Every once in a while, it hits me how far Rubi has come in the last few months. Remember this picture?
That is Rubi when we first started working on behavior from inside the car. And this is Rubi before her vet visit:
I think her eyes are where it's easiest to see the difference. They're much softer now than before. Her ears aren't as forward and tight, and she's not as tense in general. No forehead wrinkles, either. And, oh yeah, now she lays down and looks at me instead of obsessively watching out the windows. That, Mr. Sheen, is what it actually means to be "winning."
She even held it together pretty well when a dog walked right next to the car. She would've done much better if I hadn't've been fumbling around trying to grab treats while not spilling my coffee. In my defense, the snow bank was taller than the dog, and neither of us saw him coming until he was right on top of us.
Whoops, lesson learned.
We managed to time it just right into the vet's office; we checked in, hopped on the scale, and into an exam room without seeing another dog. Fun fact: according to Rubi's papers from 2009, she weighed 94 lbs.

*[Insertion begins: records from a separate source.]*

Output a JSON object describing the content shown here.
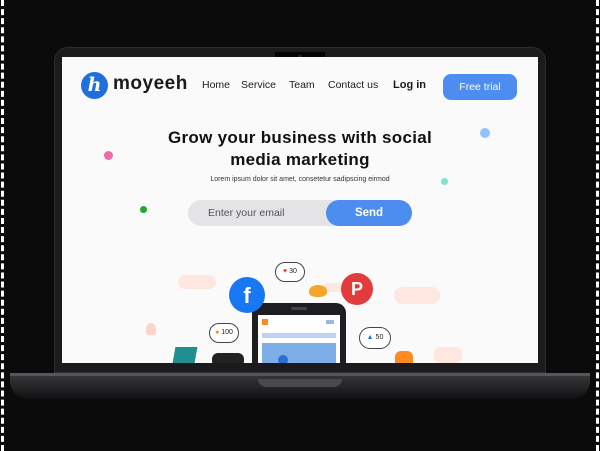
{
  "brand": {
    "name": "moyeeh",
    "logo_letter": "h"
  },
  "nav": {
    "home": "Home",
    "service": "Service",
    "team": "Team",
    "contact": "Contact us",
    "login": "Log in",
    "trial": "Free trial"
  },
  "hero": {
    "title_line1": "Grow your business with social",
    "title_line2": "media marketing",
    "subtitle": "Lorem ipsum dolor sit amet, consetetur sadipscing eirmod"
  },
  "signup": {
    "email_placeholder": "Enter your email",
    "send_label": "Send"
  },
  "illustration": {
    "like_count": "30",
    "follower_count": "100",
    "thumbs_count": "50",
    "facebook_glyph": "f",
    "pinterest_glyph": "P"
  },
  "colors": {
    "accent": "#4d8df0",
    "logo": "#1f6fdc",
    "facebook": "#1877f2",
    "pinterest": "#e23b3b",
    "laptop": "#1b1b1d"
  }
}
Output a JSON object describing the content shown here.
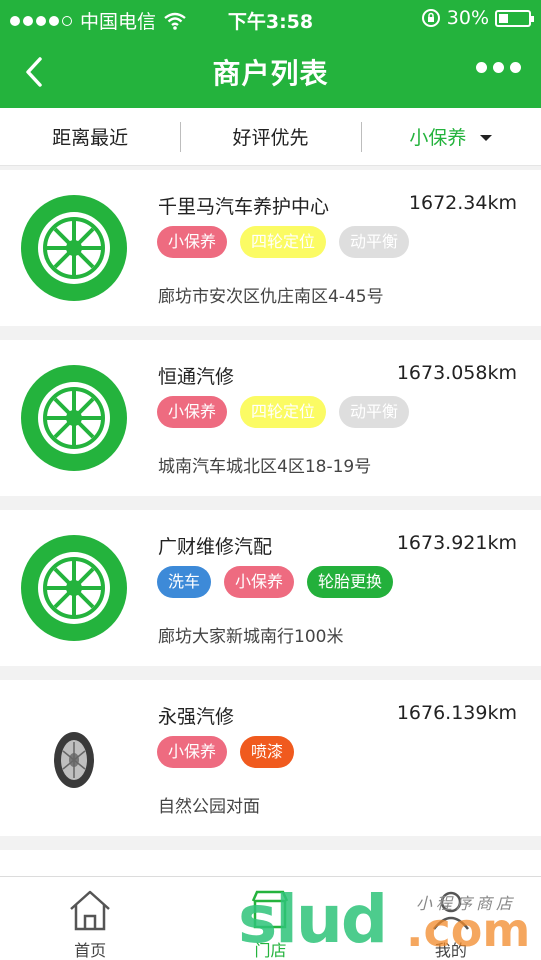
{
  "status_bar": {
    "carrier": "中国电信",
    "time": "下午3:58",
    "battery": "30%"
  },
  "nav": {
    "title": "商户列表"
  },
  "filters": [
    {
      "label": "距离最近"
    },
    {
      "label": "好评优先"
    },
    {
      "label": "小保养"
    }
  ],
  "colors": {
    "brand_green": "#24b33d",
    "tag_pink": "#ee6b80",
    "tag_yellow": "#fbfb64",
    "tag_gray": "#dedede",
    "tag_blue": "#3d8ad8",
    "tag_green": "#23b03b",
    "tag_orange": "#f05a1e"
  },
  "merchants": [
    {
      "name": "千里马汽车养护中心",
      "distance": "1672.34km",
      "tags": [
        "小保养",
        "四轮定位",
        "动平衡"
      ],
      "address": "廊坊市安次区仇庄南区4-45号",
      "thumb_icon": "wheel-logo-icon"
    },
    {
      "name": "恒通汽修",
      "distance": "1673.058km",
      "tags": [
        "小保养",
        "四轮定位",
        "动平衡"
      ],
      "address": "城南汽车城北区4区18-19号",
      "thumb_icon": "wheel-logo-icon"
    },
    {
      "name": "广财维修汽配",
      "distance": "1673.921km",
      "tags": [
        "洗车",
        "小保养",
        "轮胎更换"
      ],
      "address": "廊坊大家新城南行100米",
      "thumb_icon": "wheel-logo-icon"
    },
    {
      "name": "永强汽修",
      "distance": "1676.139km",
      "tags": [
        "小保养",
        "喷漆"
      ],
      "address": "自然公园对面",
      "thumb_icon": "tire-photo-icon"
    }
  ],
  "tabbar": [
    {
      "label": "首页",
      "icon": "home-icon"
    },
    {
      "label": "门店",
      "icon": "store-icon"
    },
    {
      "label": "我的",
      "icon": "person-icon"
    }
  ],
  "watermark": {
    "main": "slud",
    "suffix": ".com",
    "sub": "小程序商店"
  }
}
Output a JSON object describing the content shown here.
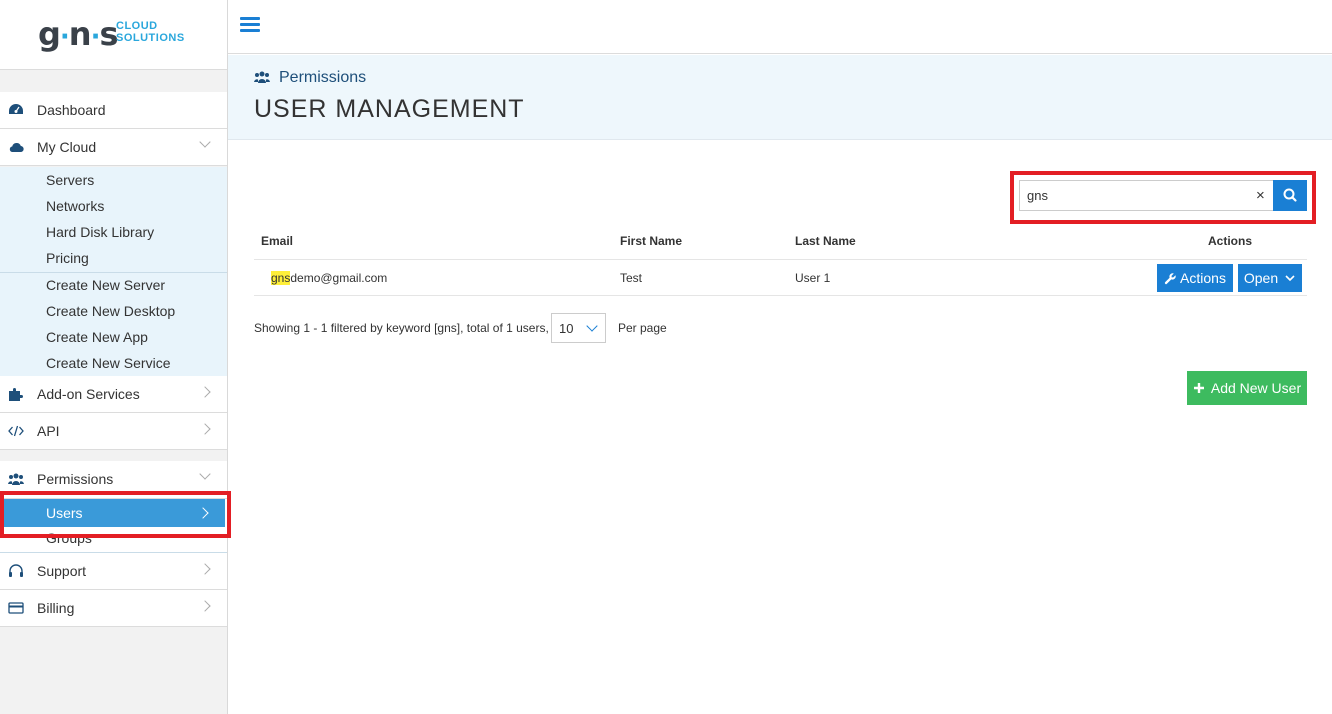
{
  "logo": {
    "brand": "gns",
    "sub1": "CLOUD",
    "sub2": "SOLUTIONS"
  },
  "sidebar": {
    "dashboard": "Dashboard",
    "my_cloud": "My Cloud",
    "cloud_items": [
      "Servers",
      "Networks",
      "Hard Disk Library",
      "Pricing"
    ],
    "create_items": [
      "Create New Server",
      "Create New Desktop",
      "Create New App",
      "Create New Service"
    ],
    "addon": "Add-on Services",
    "api": "API",
    "permissions": "Permissions",
    "users": "Users",
    "groups": "Groups",
    "support": "Support",
    "billing": "Billing"
  },
  "header": {
    "breadcrumb": "Permissions",
    "title": "USER MANAGEMENT"
  },
  "search": {
    "value": "gns",
    "clear": "×"
  },
  "table": {
    "columns": [
      "Email",
      "First Name",
      "Last Name",
      "Actions"
    ],
    "rows": [
      {
        "email_highlight": "gns",
        "email_rest": "demo@gmail.com",
        "first_name": "Test",
        "last_name": "User 1",
        "actions_label": "Actions",
        "open_label": "Open"
      }
    ]
  },
  "pagination": {
    "showing": "Showing 1 - 1 filtered by keyword [gns], total of 1 users,",
    "per_page_value": "10",
    "per_page_label": "Per page"
  },
  "add_button": "Add New User",
  "colors": {
    "primary": "#1a7fd4",
    "active_nav": "#3a9ad9",
    "success": "#3dbb5f",
    "annotation": "#e31e24",
    "highlight": "#ffef3a"
  }
}
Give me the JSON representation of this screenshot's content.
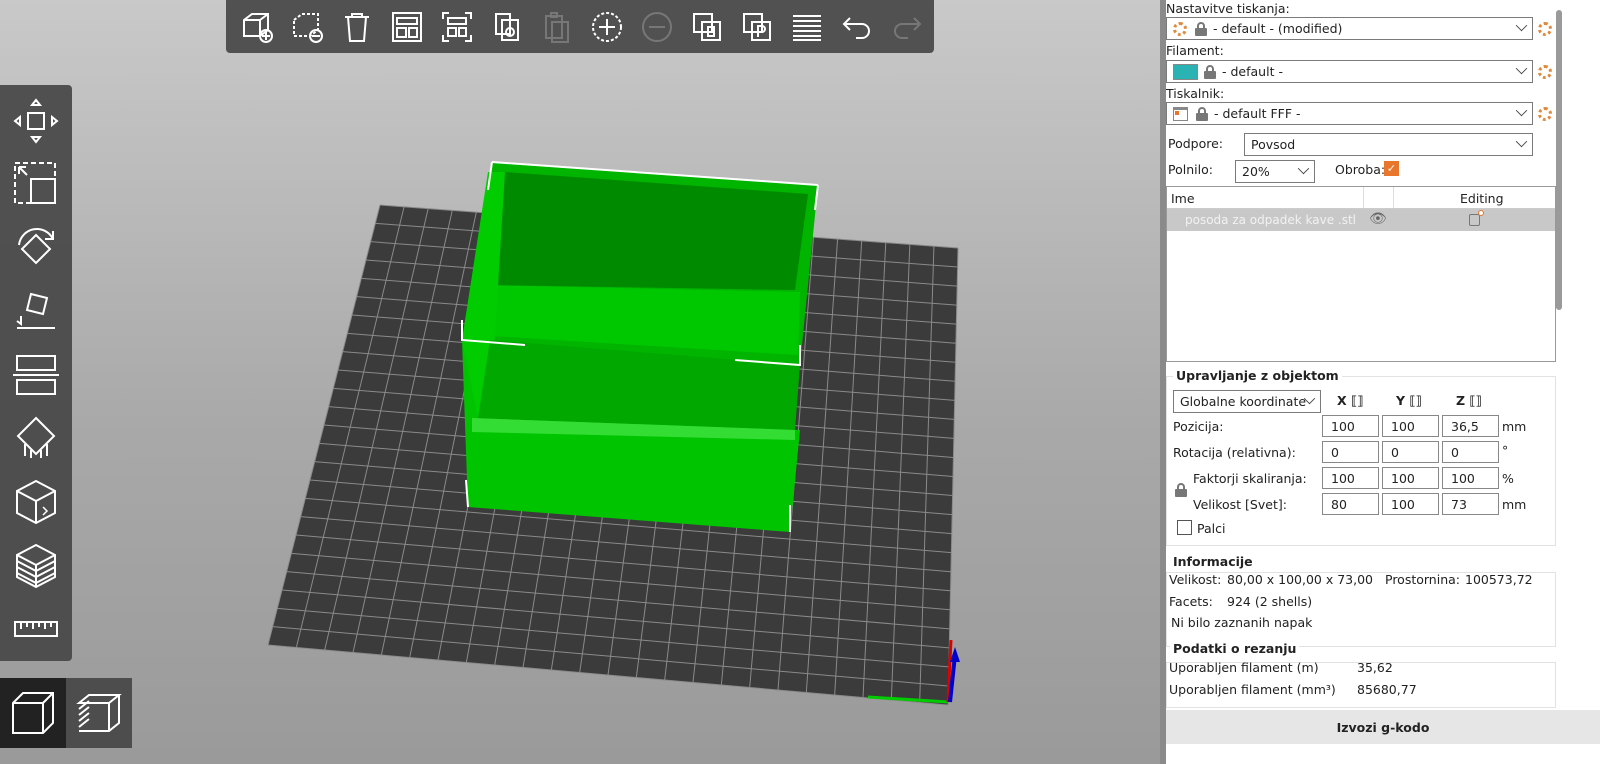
{
  "top_toolbar": [
    "add",
    "delete",
    "delete-all",
    "arrange",
    "arrange-selection",
    "copy",
    "paste",
    "add-instance",
    "remove-instance",
    "split-objects",
    "split-parts",
    "layers-editing",
    "undo",
    "redo"
  ],
  "left_toolbar": [
    "move",
    "scale",
    "rotate",
    "place-on-face",
    "cut",
    "supports",
    "seam",
    "variable-layer",
    "measure"
  ],
  "view_buttons": [
    "3d-view",
    "preview"
  ],
  "panel": {
    "print_settings_label": "Nastavitve tiskanja:",
    "print_settings_value": "- default - (modified)",
    "filament_label": "Filament:",
    "filament_value": "- default -",
    "filament_color": "#2bb3b3",
    "printer_label": "Tiskalnik:",
    "printer_value": "- default FFF -",
    "supports_label": "Podpore:",
    "supports_value": "Povsod",
    "infill_label": "Polnilo:",
    "infill_value": "20%",
    "brim_label": "Obroba:",
    "brim_checked": true,
    "accent": "#e8762c"
  },
  "object_list": {
    "col_name": "Ime",
    "col_editing": "Editing",
    "rows": [
      {
        "name": "posoda za odpadek kave .stl"
      }
    ]
  },
  "manipulation": {
    "title": "Upravljanje z objektom",
    "coord_system": "Globalne koordinate",
    "axes": [
      "X",
      "Y",
      "Z"
    ],
    "rows": [
      {
        "label": "Pozicija:",
        "values": [
          "100",
          "100",
          "36,5"
        ],
        "unit": "mm"
      },
      {
        "label": "Rotacija (relativna):",
        "values": [
          "0",
          "0",
          "0"
        ],
        "unit": "°"
      },
      {
        "label": "Faktorji skaliranja:",
        "values": [
          "100",
          "100",
          "100"
        ],
        "unit": "%"
      },
      {
        "label": "Velikost [Svet]:",
        "values": [
          "80",
          "100",
          "73"
        ],
        "unit": "mm"
      }
    ],
    "inches_label": "Palci"
  },
  "info": {
    "title": "Informacije",
    "size_label": "Velikost:",
    "size_value": "80,00 x 100,00 x 73,00",
    "volume_label": "Prostornina:",
    "volume_value": "100573,72",
    "facets_label": "Facets:",
    "facets_value": "924 (2 shells)",
    "errors": "Ni bilo zaznanih napak"
  },
  "slice": {
    "title": "Podatki o rezanju",
    "filament_m_label": "Uporabljen filament (m)",
    "filament_m_value": "35,62",
    "filament_mm3_label": "Uporabljen filament (mm³)",
    "filament_mm3_value": "85680,77"
  },
  "export_label": "Izvozi g-kodo"
}
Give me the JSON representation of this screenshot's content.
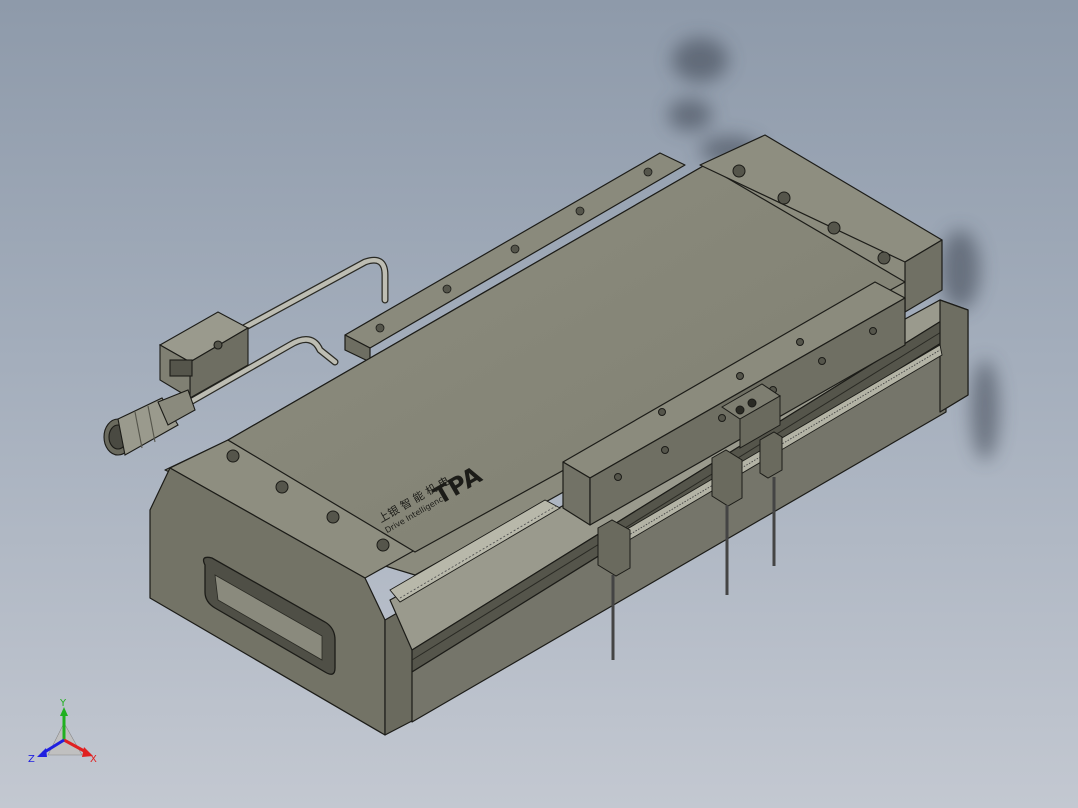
{
  "logo": {
    "brand_mark": "TPA",
    "company_line": "上银 智 能 机 电",
    "tagline": "Drive Intelligence"
  },
  "triad": {
    "x_label": "X",
    "y_label": "Y",
    "z_label": "Z",
    "x_color": "#e02020",
    "y_color": "#20b020",
    "z_color": "#2020e0"
  },
  "colors": {
    "body": "#7c7c6e",
    "body_light": "#8f8f81",
    "body_dark": "#5e5e52",
    "edge": "#1c1c18"
  }
}
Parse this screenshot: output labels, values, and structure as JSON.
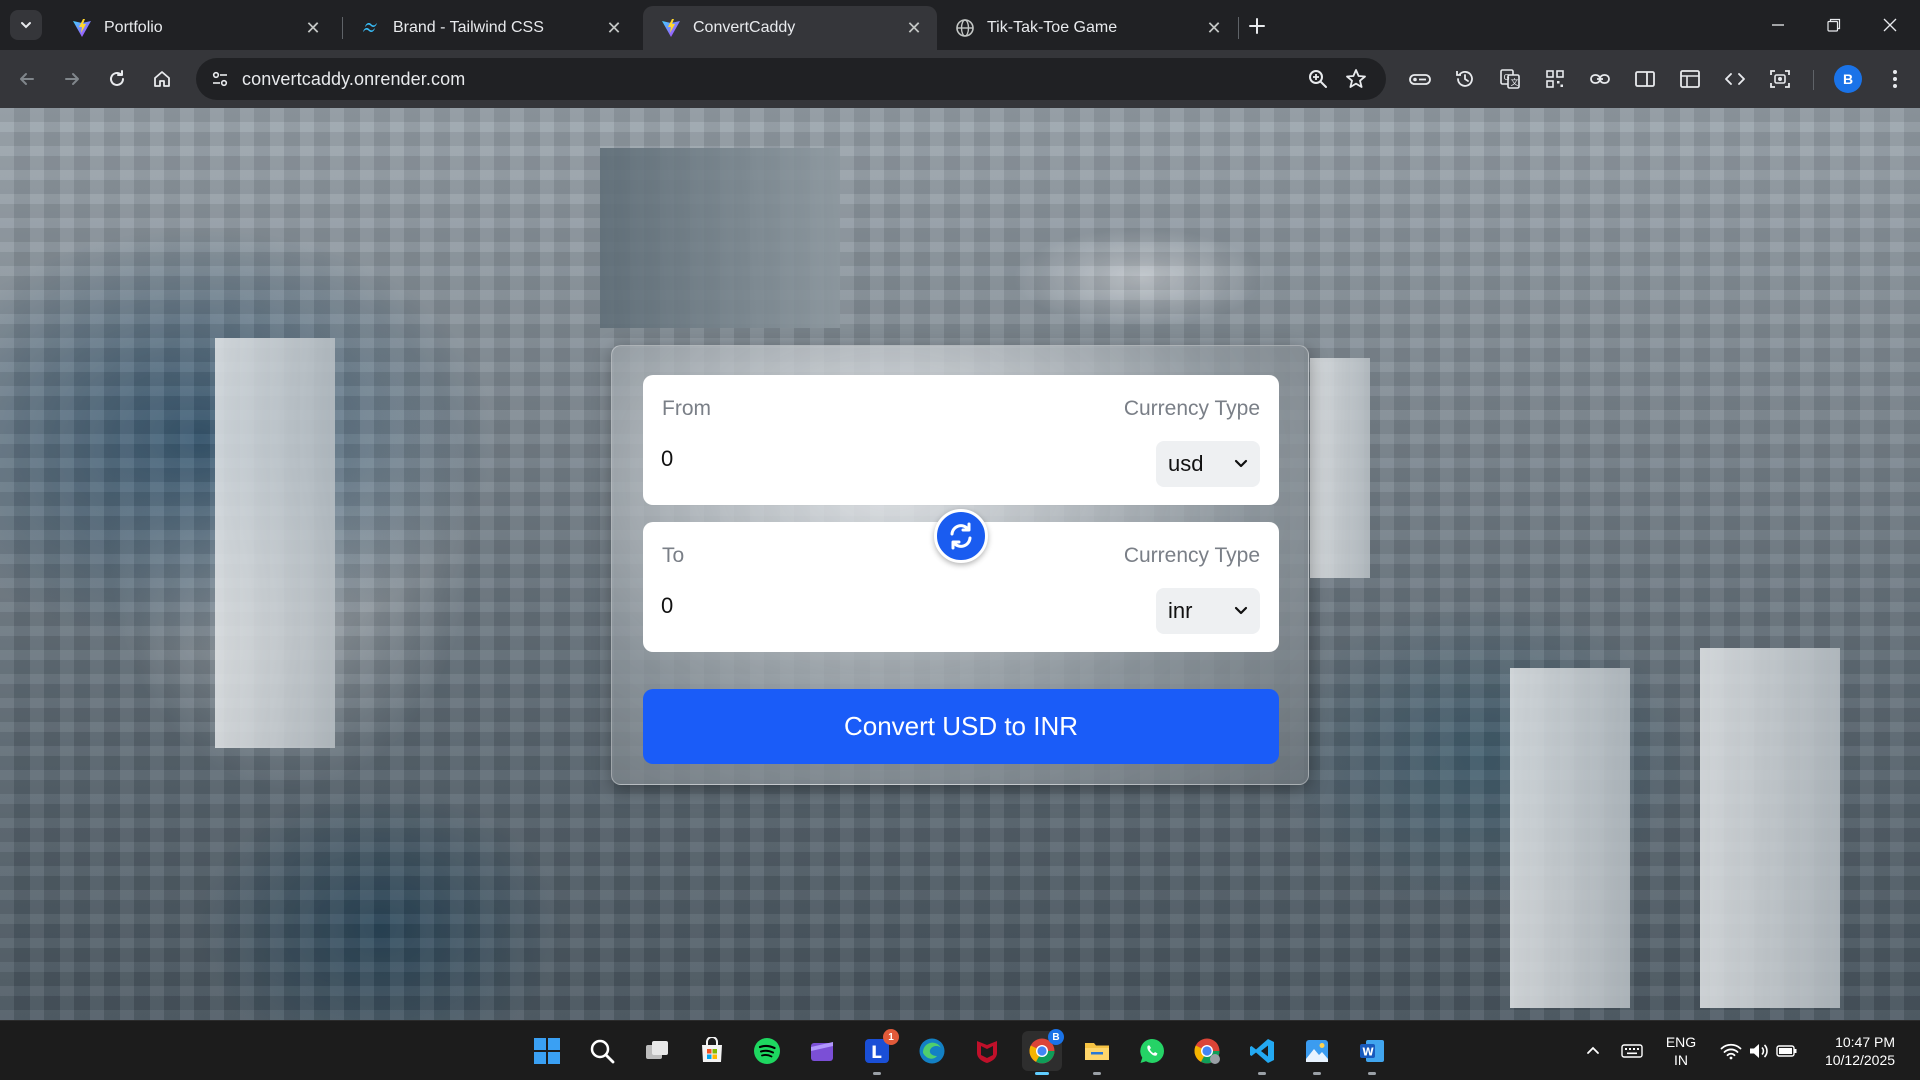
{
  "browser": {
    "tabs": [
      {
        "title": "Portfolio",
        "favicon": "vite-logo-icon",
        "active": false
      },
      {
        "title": "Brand - Tailwind CSS",
        "favicon": "tailwind-logo-icon",
        "active": false
      },
      {
        "title": "ConvertCaddy",
        "favicon": "vite-logo-icon",
        "active": true
      },
      {
        "title": "Tik-Tak-Toe Game",
        "favicon": "globe-icon",
        "active": false
      }
    ],
    "url": "convertcaddy.onrender.com",
    "profile_initial": "B"
  },
  "converter": {
    "from": {
      "label": "From",
      "currency_label": "Currency Type",
      "amount": "0",
      "currency": "usd"
    },
    "to": {
      "label": "To",
      "currency_label": "Currency Type",
      "amount": "0",
      "currency": "inr"
    },
    "swap_icon": "swap-arrows-icon",
    "convert_button": "Convert USD to INR",
    "accent_color": "#1a5cf8"
  },
  "taskbar": {
    "apps": [
      "start-icon",
      "search-icon",
      "task-view-icon",
      "microsoft-store-icon",
      "spotify-icon",
      "clipchamp-icon",
      "launcher-icon",
      "edge-icon",
      "mcafee-icon",
      "chrome-icon",
      "file-explorer-icon",
      "whatsapp-icon",
      "chrome-alt-icon",
      "vscode-icon",
      "paint-icon",
      "word-icon"
    ],
    "badges": {
      "launcher": "1",
      "chrome": "B"
    },
    "language_line1": "ENG",
    "language_line2": "IN",
    "time": "10:47 PM",
    "date": "10/12/2025"
  }
}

Today, she weighs 52. Brings a whole new meaning to the flying pig collar, doesn't it?
I was sensible enough to bring Rubi's mat with us to the appointment. Are you tired yet of seeing pictures of Rubi settling on her mat? 'Cause here's another one:
Complete with hip bump. Oh, yeah.
I could go on and on about how she acted around the other dogs, but I think that play by play, it was actually pretty boring. We didn't go head to head with anyone. Rubi was a little worried about the dog that was barking right outside out door, but as you can see from the next picture, she wasn't insane worried.
She did whine a bit, but I've decided that so long as she does what I ask of her and isn't screaming, yodeling, wailing, or otherwise making people think I beat her, I'm okay with a little whining. It seems to go away as she gets more comfortable, and so I hope it will diminish with time. Rubi did listen very nicely, and behaved decently enough for the vet and the tech to comment on how well trained she is. I'm extremely glad I thought to bring her mat. It was really handy to be able to do the relaxation protocol while we were waiting to be seen. Plus, I could put her on the mat and not have to worry about what she was doing while I talked to the vet. A few times, I think it took all the impulse control she had to stay on the mat, but that's what hot dogs are for, right?
The one issue that did crop up was that Rubi does not like to be restrained. She's not vicious about it - just squirmy. It upsets her. I actually knew about this quirk, but it slipped my mind what with all the other quirks we've been working on. She doesn't mind being hugged or picked up; she's specifically bothered by the veterinarian hold where her body is against the person with an arm across her neck and one under her belly. So I'll counter condition that a bit and see if we can't keep her a little more relaxed next time.
And hopefully next time is a long time away.